As a kid a great deal of time was spent at the library. Visions of being a writer, as well as cowboy, explorer, and archeologist, dominated my thoughts and plans for the future.
After trying my hand as a cowboy, flirting with archeology, and a fair share of exploration the harsh reality of needing to make a living took over. So as I earned my pay on the working end of a shovel and jack leg far underground in a silver mine, at the controls of a dredge in New Mexico, under a variety of cars, stringing wire across the plains, polishing saddles with my back side, and behind the desk filling a number of positions on car lots the dream of being a writer simmered.
Almost twenty years ago, with the encouragement of my dear wife who said I could talk about old cars for hours in a room all alone and still enjoy myself, I decided to take the plunge. It appears success is drawing closer though it is still elusive and I now earn our sustenance managing a Penske truck leasing operation.
The moral of the story is this. Never give up on dreams. My dream is that when I grow up I will be a writer.
In the mean time I continue to work towards being an overnight success twenty years in the making with feature pieces for Cars & Parts and other publications, several books such as the forthcoming Route 66 Backroads, and original features on this blog.
With that reflection dominating my thoughts this last week was rather mundane. The post on the mystery steam Packard proved to be of interest to many as evidenced by nearly 100 hits per day. More importantly the car may have been identified. I will post the information this week.
Two writing projects in the next two weeks have my interest. I will write a feature for Cars & Parts profiling Walter Christie, a pioneer in front wheel drive development, and another on steam cars, including the Packard, for Old Cars Weekly.
In a move that surprised even me I accepted a request to cover for a friend who pastors a church in Peach Springs on the Hualapai Reservation. So I will preach my first service on February 1st.
This next weekend I close another chapter. I will be taking a Penske truck to California and helping a dear friend load for his move to Nebraska. So next weeks review may be delayed by a day or so but I promise a laugh or two.
Until then –

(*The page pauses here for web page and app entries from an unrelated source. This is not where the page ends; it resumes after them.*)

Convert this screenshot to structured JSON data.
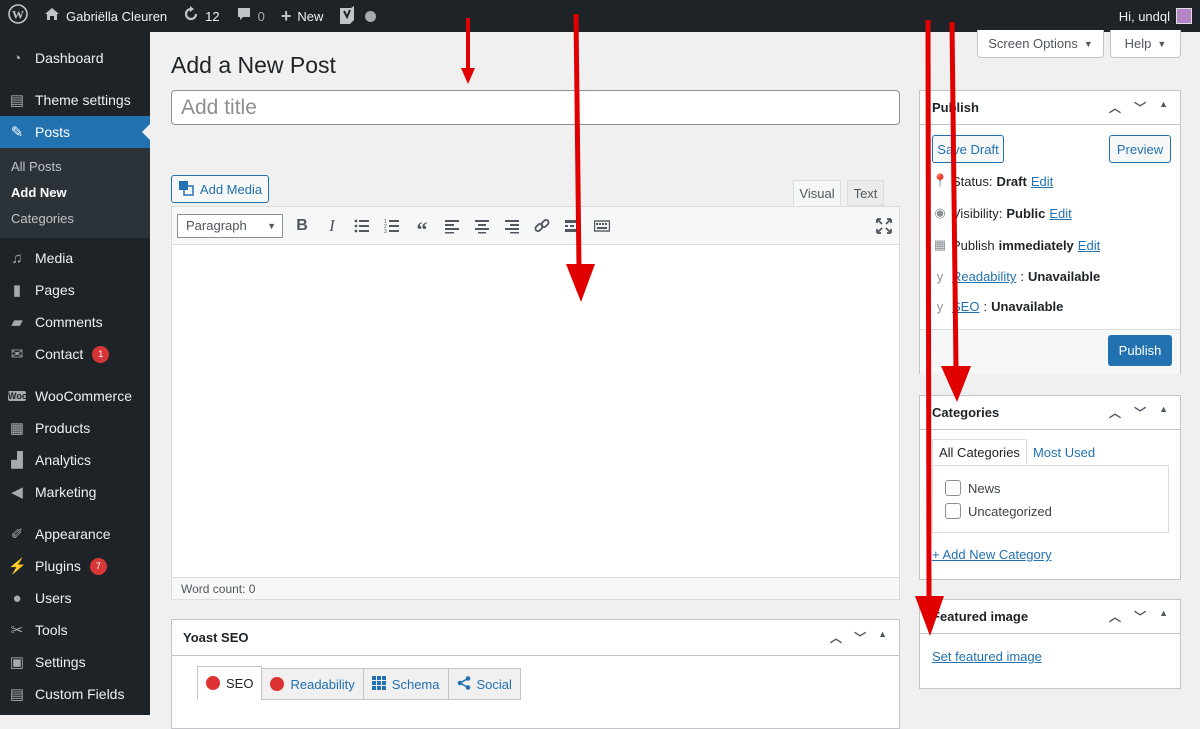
{
  "adminbar": {
    "site_name": "Gabriëlla Cleuren",
    "updates_count": "12",
    "comments_count": "0",
    "new_label": "New",
    "greeting": "Hi, undql"
  },
  "sidebar": {
    "items": [
      {
        "label": "Dashboard",
        "icon": "dashboard-icon"
      },
      {
        "label": "Theme settings",
        "icon": "theme-settings-icon"
      },
      {
        "label": "Posts",
        "icon": "pin-icon"
      },
      {
        "label": "Media",
        "icon": "media-icon"
      },
      {
        "label": "Pages",
        "icon": "pages-icon"
      },
      {
        "label": "Comments",
        "icon": "comments-icon"
      },
      {
        "label": "Contact",
        "icon": "mail-icon",
        "badge": "1"
      },
      {
        "label": "WooCommerce",
        "icon": "woo-icon"
      },
      {
        "label": "Products",
        "icon": "products-icon"
      },
      {
        "label": "Analytics",
        "icon": "analytics-icon"
      },
      {
        "label": "Marketing",
        "icon": "megaphone-icon"
      },
      {
        "label": "Appearance",
        "icon": "brush-icon"
      },
      {
        "label": "Plugins",
        "icon": "plug-icon",
        "badge": "7"
      },
      {
        "label": "Users",
        "icon": "user-icon"
      },
      {
        "label": "Tools",
        "icon": "wrench-icon"
      },
      {
        "label": "Settings",
        "icon": "settings-icon"
      },
      {
        "label": "Custom Fields",
        "icon": "fields-icon"
      }
    ],
    "posts_submenu": [
      "All Posts",
      "Add New",
      "Categories"
    ]
  },
  "header": {
    "screen_options": "Screen Options",
    "help": "Help"
  },
  "main": {
    "page_title": "Add a New Post",
    "title_placeholder": "Add title",
    "add_media": "Add Media",
    "tab_visual": "Visual",
    "tab_text": "Text",
    "format_select": "Paragraph",
    "word_count": "Word count: 0"
  },
  "yoast": {
    "title": "Yoast SEO",
    "tabs": [
      "SEO",
      "Readability",
      "Schema",
      "Social"
    ]
  },
  "publish": {
    "title": "Publish",
    "save_draft": "Save Draft",
    "preview": "Preview",
    "status_label": "Status:",
    "status_value": "Draft",
    "visibility_label": "Visibility:",
    "visibility_value": "Public",
    "publish_label": "Publish",
    "publish_value": "immediately",
    "edit": "Edit",
    "readability_link": "Readability",
    "readability_value": "Unavailable",
    "seo_link": "SEO",
    "seo_value": "Unavailable",
    "publish_button": "Publish"
  },
  "categories": {
    "title": "Categories",
    "tab_all": "All Categories",
    "tab_most_used": "Most Used",
    "items": [
      "News",
      "Uncategorized"
    ],
    "add_new": "+ Add New Category"
  },
  "featured": {
    "title": "Featured image",
    "set_link": "Set featured image"
  },
  "colors": {
    "admin_dark": "#1d2327",
    "accent_blue": "#2271b1",
    "arrow_red": "#e00000",
    "badge_red": "#d63638"
  }
}
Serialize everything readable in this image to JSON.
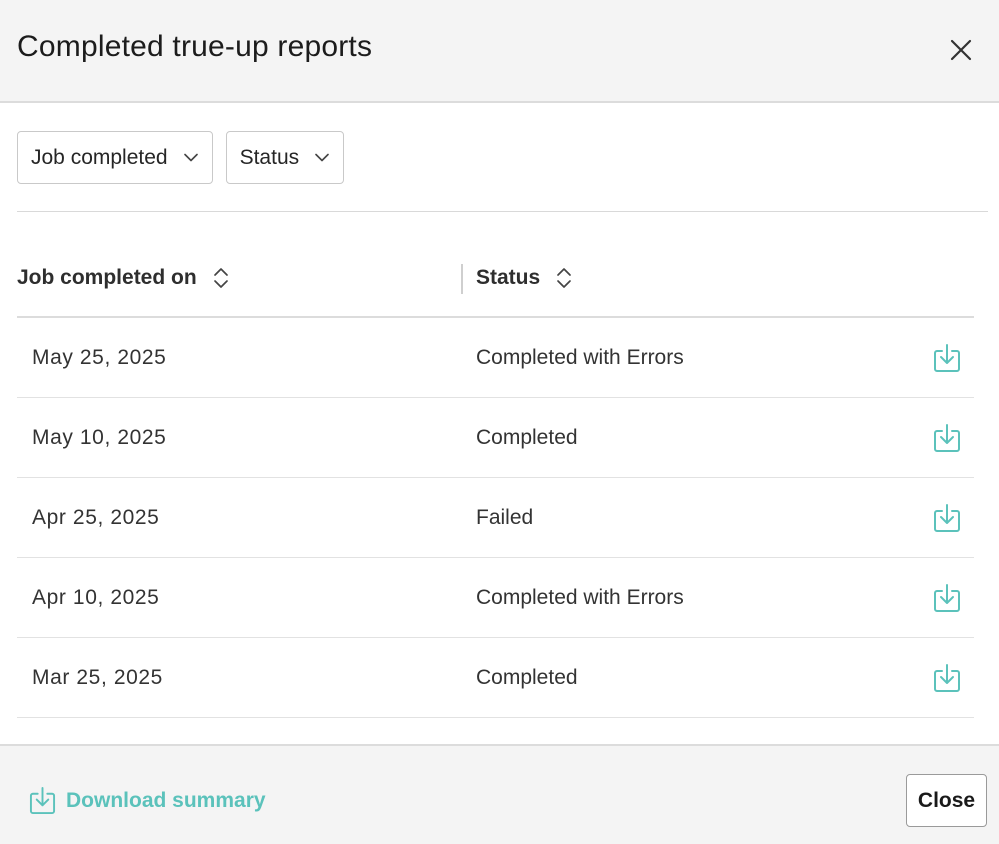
{
  "dialog": {
    "title": "Completed true-up reports",
    "close_icon": "close-icon"
  },
  "filters": {
    "job_completed_label": "Job completed",
    "status_label": "Status"
  },
  "table": {
    "columns": {
      "date": "Job completed on",
      "status": "Status"
    },
    "rows": [
      {
        "date": "May 25, 2025",
        "status": "Completed with Errors"
      },
      {
        "date": "May 10, 2025",
        "status": "Completed"
      },
      {
        "date": "Apr 25, 2025",
        "status": "Failed"
      },
      {
        "date": "Apr 10, 2025",
        "status": "Completed with Errors"
      },
      {
        "date": "Mar 25, 2025",
        "status": "Completed"
      }
    ],
    "row_action_icon": "download-icon"
  },
  "footer": {
    "download_summary_label": "Download summary",
    "close_label": "Close"
  },
  "colors": {
    "accent": "#5bc2bb",
    "header_bg": "#f4f4f4",
    "border": "#dcdcdc"
  }
}
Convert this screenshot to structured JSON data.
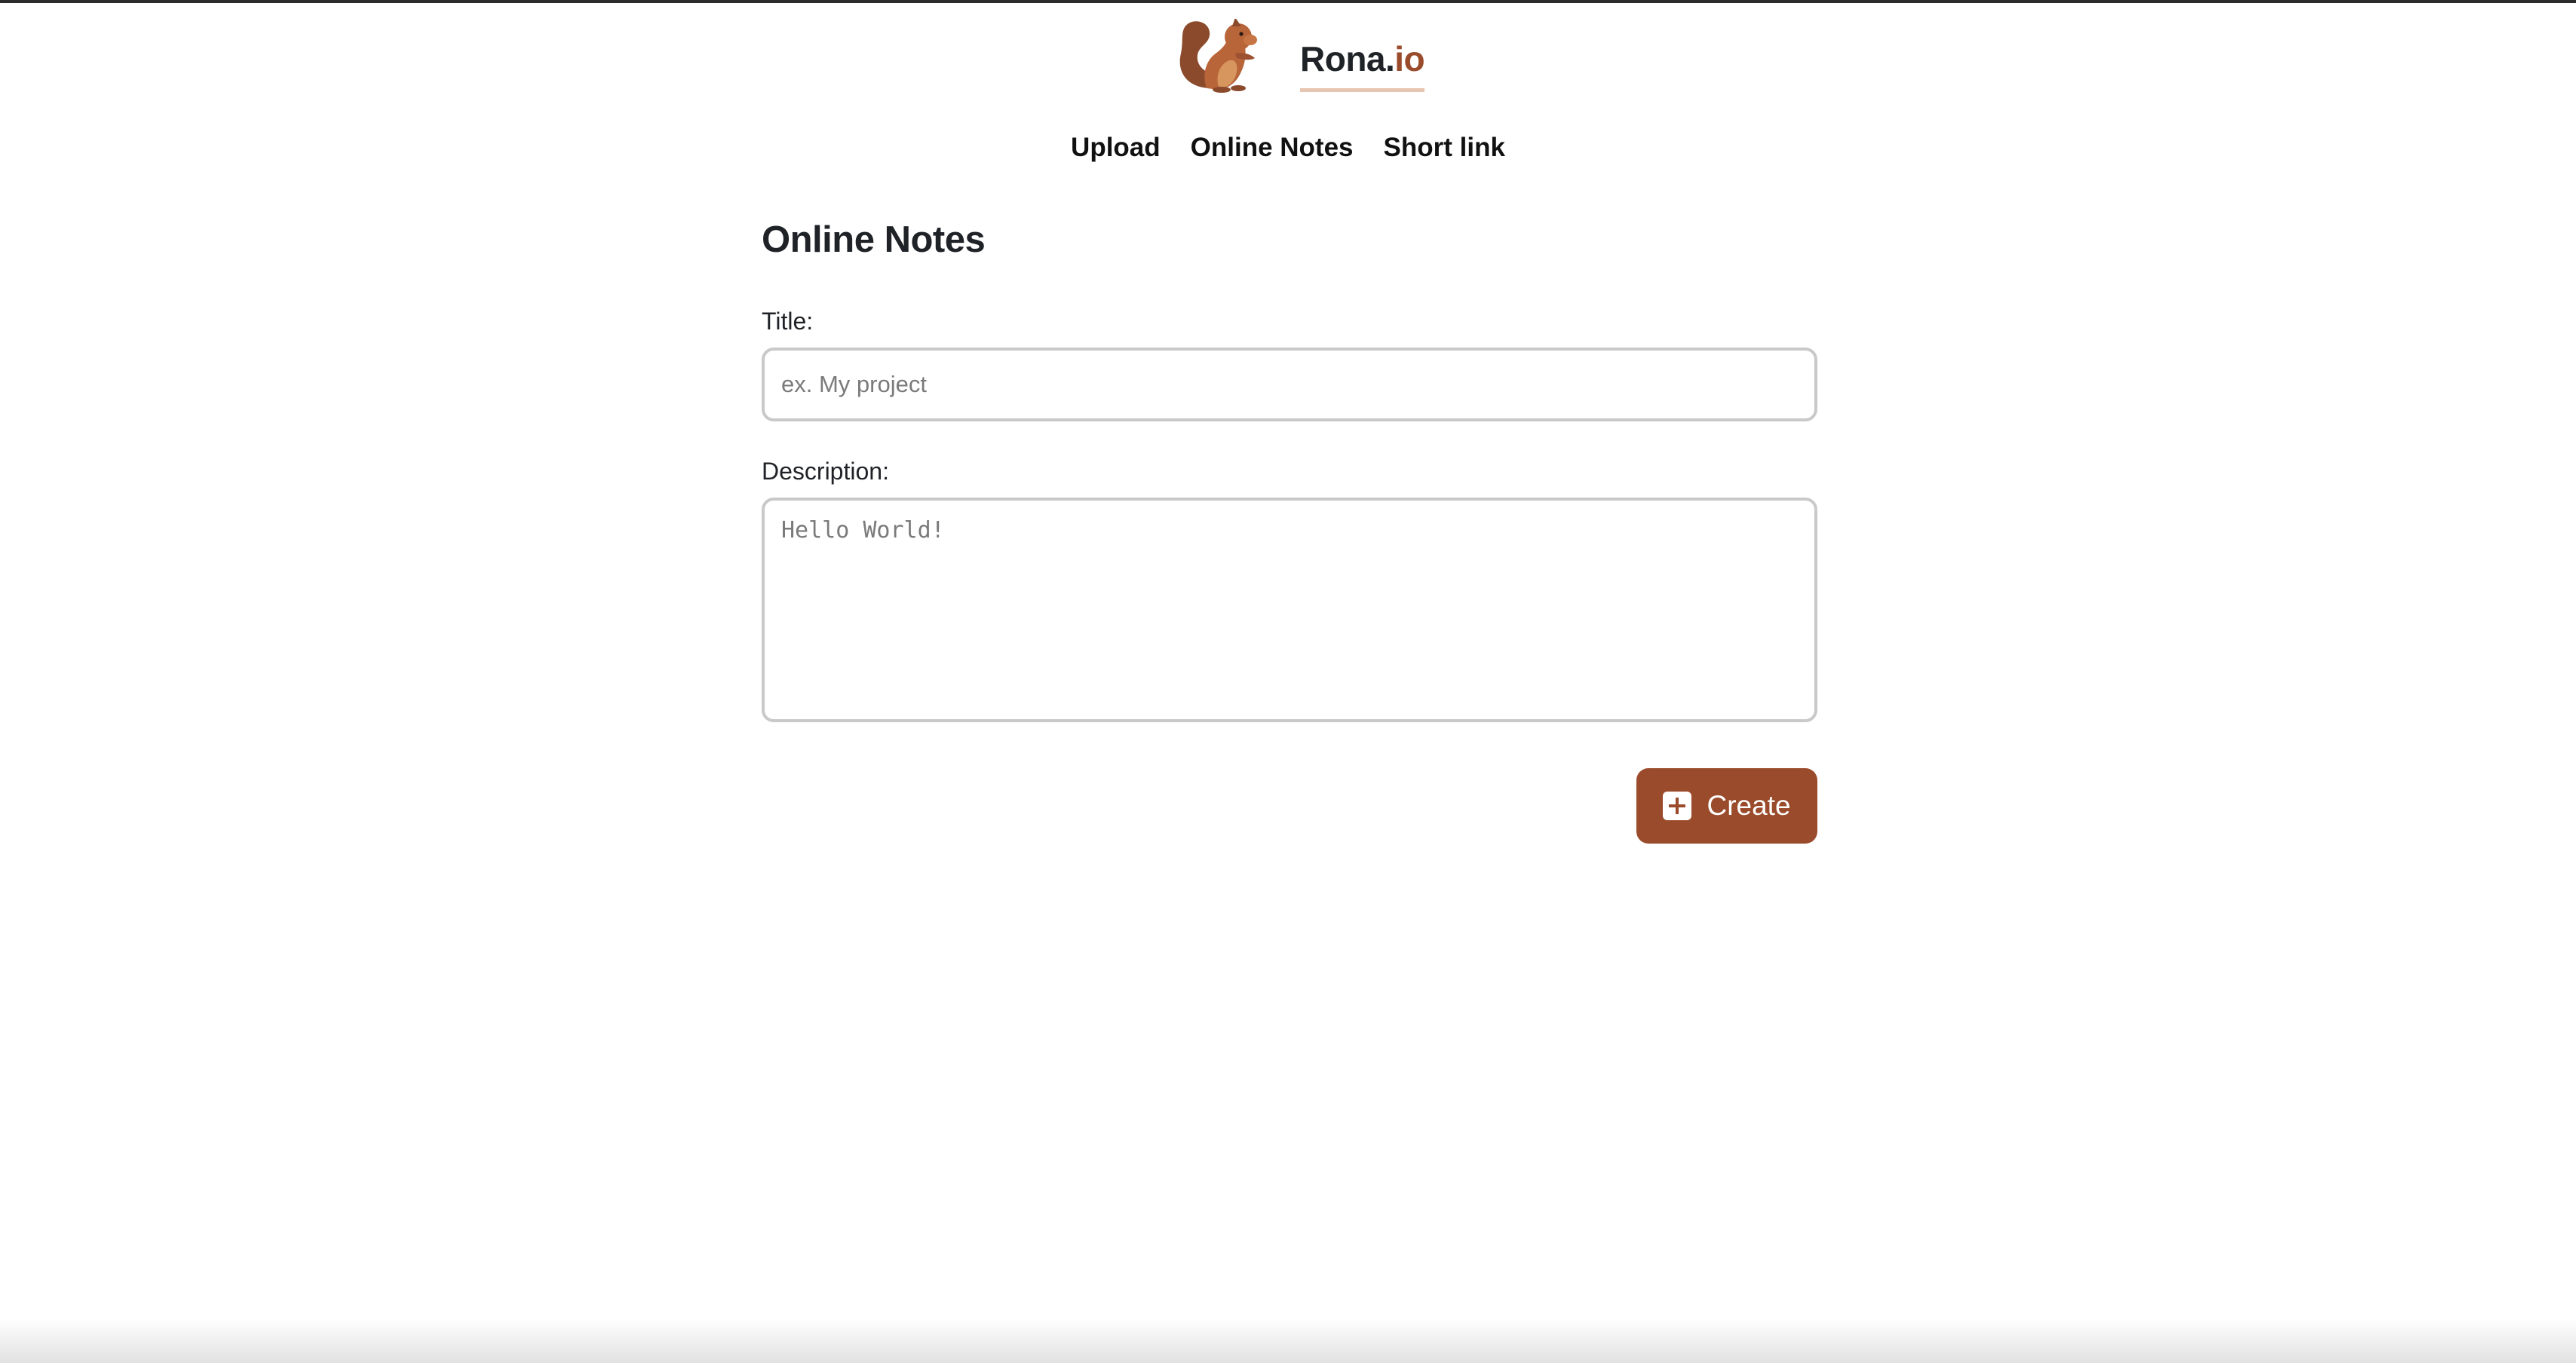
{
  "header": {
    "brand_main": "Rona.",
    "brand_suffix": "io",
    "logo_icon": "squirrel-icon",
    "brand_color": "#9a4b2b",
    "underline_color": "#e6c6b2"
  },
  "nav": {
    "items": [
      {
        "label": "Upload"
      },
      {
        "label": "Online Notes"
      },
      {
        "label": "Short link"
      }
    ]
  },
  "form": {
    "heading": "Online Notes",
    "title_label": "Title:",
    "title_placeholder": "ex. My project",
    "title_value": "",
    "description_label": "Description:",
    "description_placeholder": "Hello World!",
    "description_value": "",
    "create_label": "Create",
    "create_icon": "plus-square-icon"
  }
}
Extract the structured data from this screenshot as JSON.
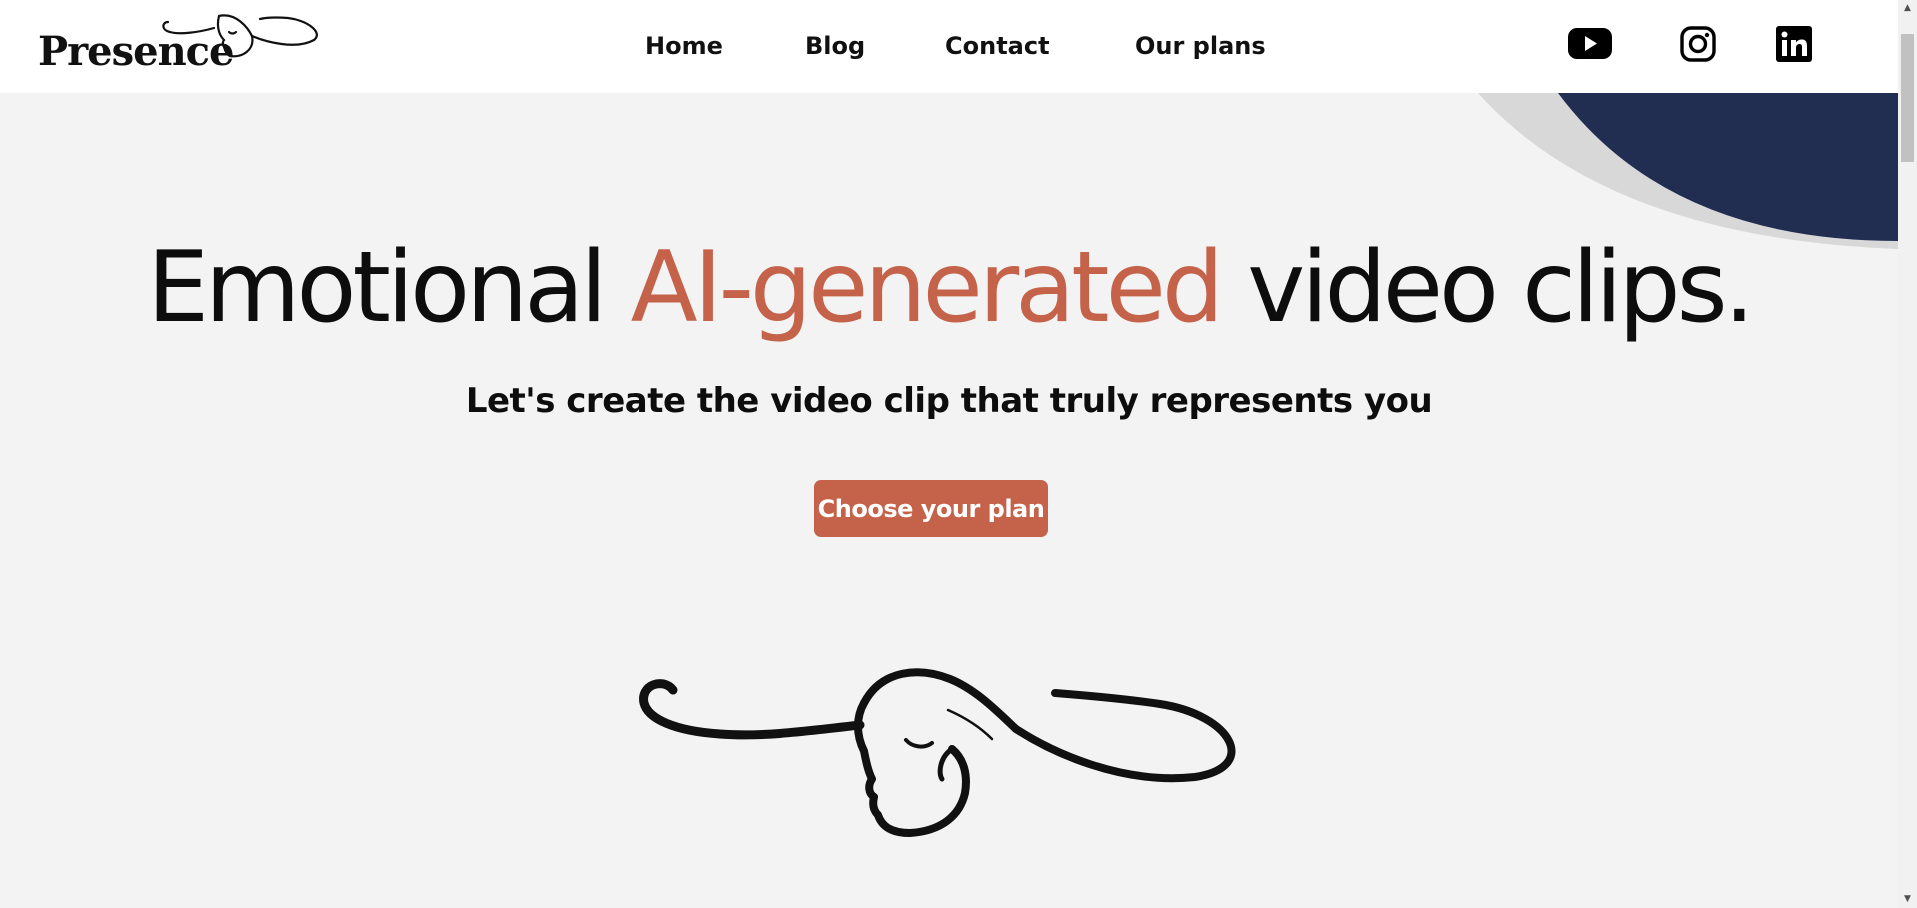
{
  "header": {
    "logo_text": "Presence",
    "nav": [
      {
        "label": "Home"
      },
      {
        "label": "Blog"
      },
      {
        "label": "Contact"
      },
      {
        "label": "Our plans"
      }
    ],
    "social": [
      {
        "icon": "youtube-icon"
      },
      {
        "icon": "instagram-icon"
      },
      {
        "icon": "linkedin-icon"
      }
    ]
  },
  "hero": {
    "title_part1": "Emotional ",
    "title_accent": "AI-generated",
    "title_part2": " video clips.",
    "subtitle": "Let's create the video clip that truly represents you",
    "cta_label": "Choose your plan"
  },
  "colors": {
    "accent": "#c5624a",
    "navy": "#212e52",
    "page_bg": "#f3f3f3",
    "header_bg": "#ffffff"
  }
}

Here is an interesting mystery. Judging from the exterior and interior shots this Packard was almost new when these photos were taken. The engine is obviously not stock and in fact appears to be a steam engine. The interior photo is quite interesting for a number of reasons, most notably the under dash gauges and the lack of an accelerator pedal.

Any ideas or thoughts on this one?

*Click to enlarge photos